The Senate fell short in its attempt to override President Barack Obama’s veto of the Keystone XL pipeline.
The final vote of 62-37 didn’t reach the two-thirds majority needed to override the presidential veto.
The U.S. State Department has been reviewing the pipeline for more than six years. Congressional Republicans want to speed up that process and grant a permit immediately. While Obama said Congress was trying to “circumvent longstanding and proven processes” of approving a cross-border pipeline, supporters of Keystone XL said the legislators were doing what the American people want.
“Lawmakers are listening to the American people on Keystone,” said API president and CEO Jack Gerard in a statement following the March 4 vote. “That’s why Democrats and Republicans came together on this bill and that is why there are efforts to override the president’s veto. While we urge Congress to continue to fight for [Keystone XL], there should be no need for Congressional action if the president would make a final judgment on Keystone. The president has always had the authority on this and he can approve this pipeline today.”
The proposed 1,179-mile, 36-in. Keystone XL pipeline would up to 830,000 barrels of crude oil from Canada’s oil sands to refineries along the Gulf of Mexico. The bill to approve the project passed through Congress in January, with Senate voting 62-36 on Jan. 29 and the House voting 266-153 on Jan. 9 to approve the project. Obama vetoed the measure on Feb. 24.

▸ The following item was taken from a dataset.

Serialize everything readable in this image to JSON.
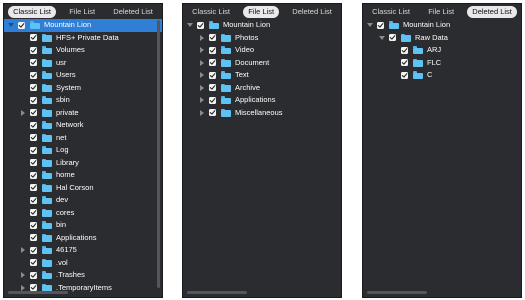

After the veto, TransCanada president and CEO Russ Girling said the company “remains fully committed to Keystone XL despite today’s veto of bipartisan legislation in support of the project.”